The early years consensus
The first three years are critical for a child’s development and long-term success in life, but policy has unfortunately been playing catch-up with the evidence for some time now. With National’s announcement of a new First 1000 days policy, it is extremely encouraging to see solid, bi-partisan support on providing support for families with young children to give them the best chance to thrive.
The capacity for children’s brains to develop diminishes as they get older.
Alongside enhanced screening, National’s policy promises up to $3000 to new parents to spend on approved programmes and services like sleep specialists, lactation consultants and additional parental leave/ECE hours for older children. For families identified as “high risk” an additional $3000 is available, alongside the provision of navigators to guide them through the process. This policy is on the heels of Labour’s Best Start Payment as part of its Family Package in the 2017 Budget: a universal $60 a week for the first year for all children, and means-tested for the next two years if the household earns less than $79,000 (now $93,858). National proposes to keep this but means-test the first year of Best Start too.

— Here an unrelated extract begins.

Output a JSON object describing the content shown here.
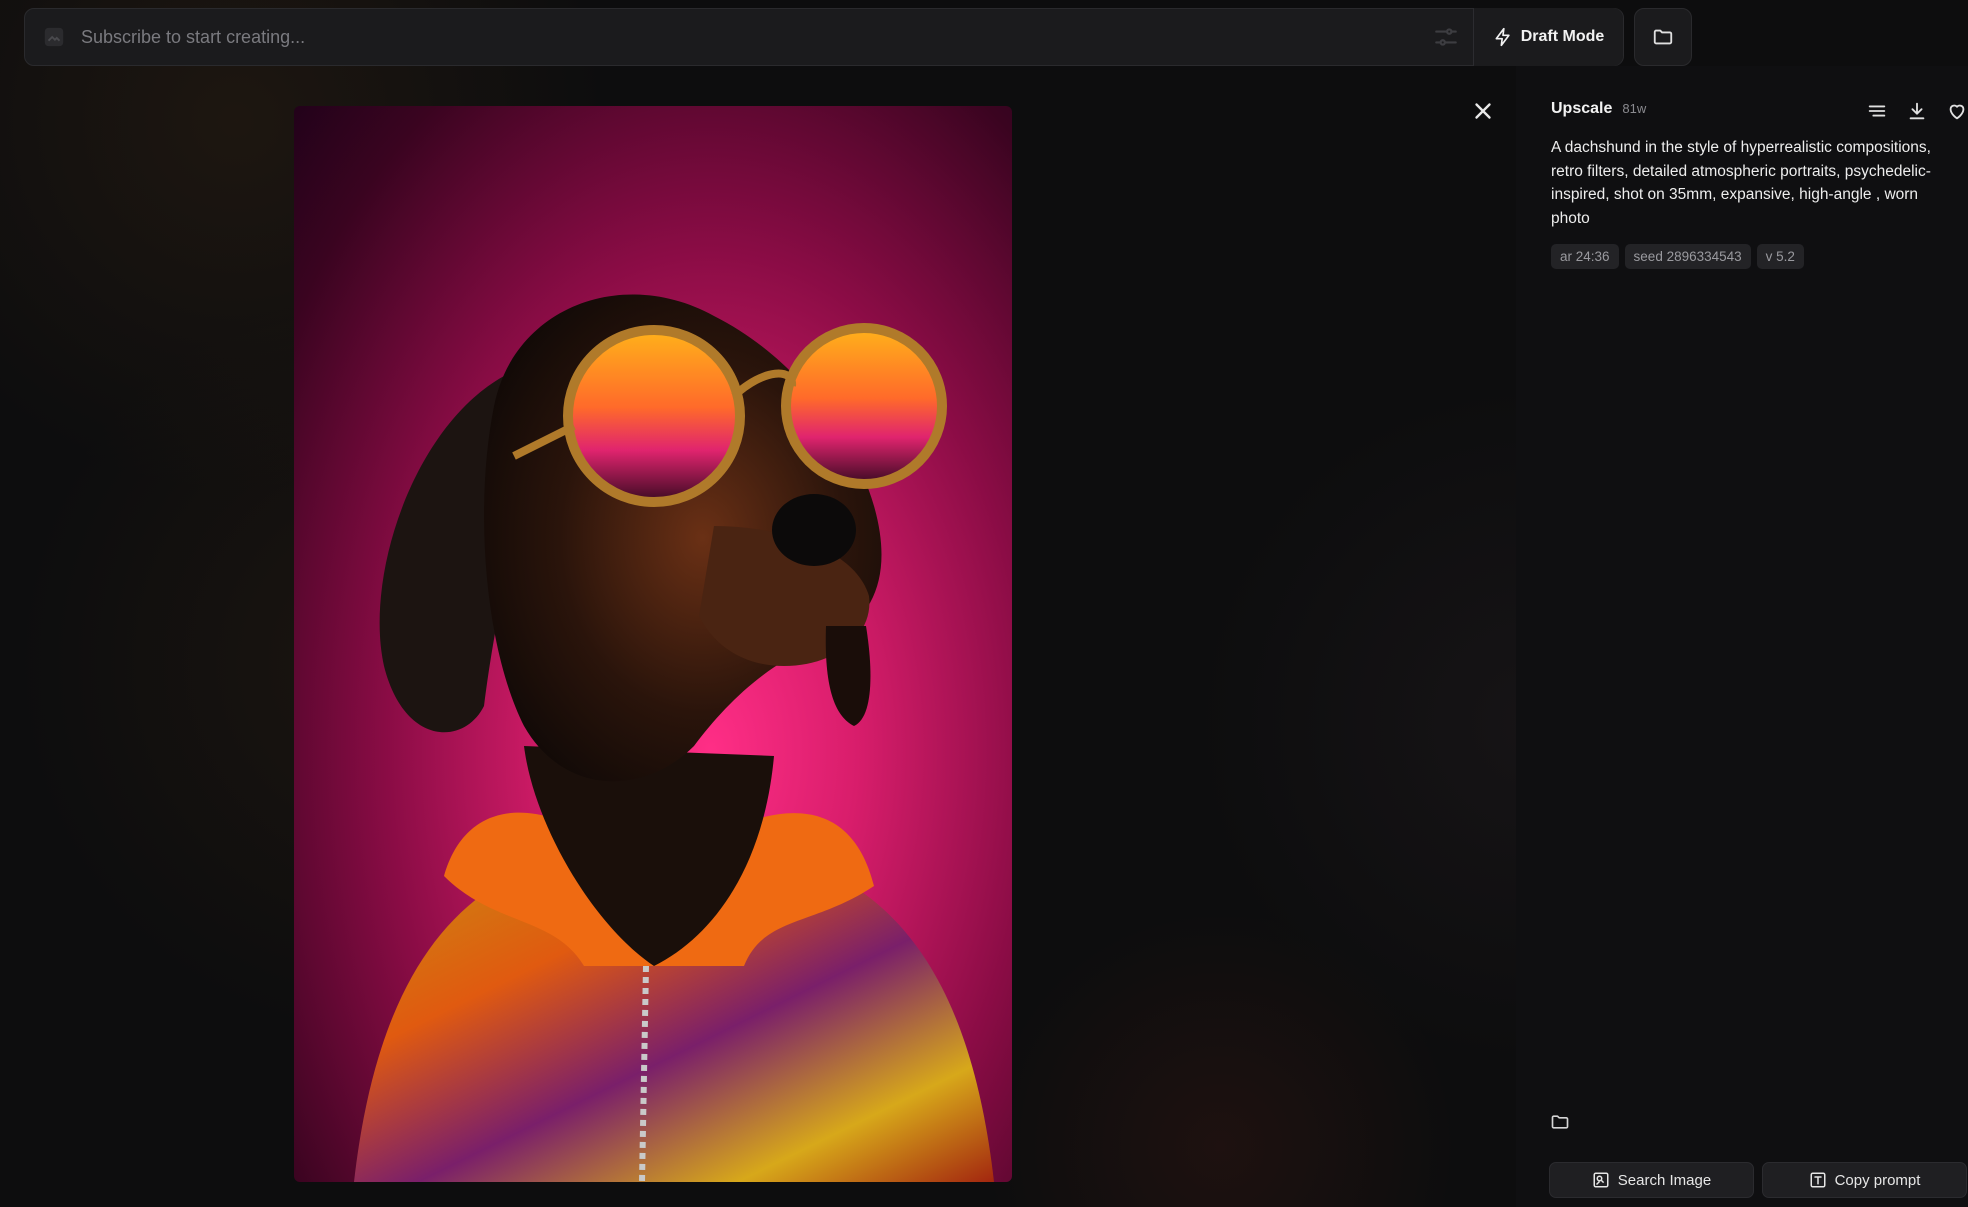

Leaps in evidence from neuroscience and developmental psychology over the past few decades have shown how critical the first three years are for children’s development, and therefore, how important these policies are. The Center on the Developing Child at Harvard points how the “the basic architecture of the brain is constructed through an ongoing process that begins before birth and continues into adulthood.” The capacity for children’s brains to develop diminishes as they get older.
Given stable, warm, and responsive relationships, children have the confidence and security they need to thrive in life. Conversely, volatile, cold, and absent relationships mean children are overloaded by developmental-hampering “toxic stress” leading to “lifelong problems in learning, behavior, and physical and mental health.” In the end, healthy relationships in the early years will likely lead children to healthy lives later on, so a policy focus on supporting the development of these relationships makes sense.
The early years consensus is one that will pay off for future generations.
But while it might seem like common sense to invest early, the actual policy spend hasn’t matched this intuition. Back in 2015, then-Finance Minister Bill English noted that, “serious money doesn’t get spent until children turn three…it’s been a revelation…we’re all a bit surprised the way we spend the money doesn’t match the rhetoric that policy-makers have.” This came to light having with new insights mined from the Integrated Data Infrastructure (IDI) data. Policies are finally catching up to the evidence.
Of course, there remains debate on the precise nature of the payments and programmes. Should they be universal or targeted? Cash payments or in-kind products and services? To a large extent this comes down to ideological differences, and this is the natural domain of politics. The most important thing here, though, is that the political disagreement is not around the importance of the early years. The early years consensus is one that will pay off for future generations.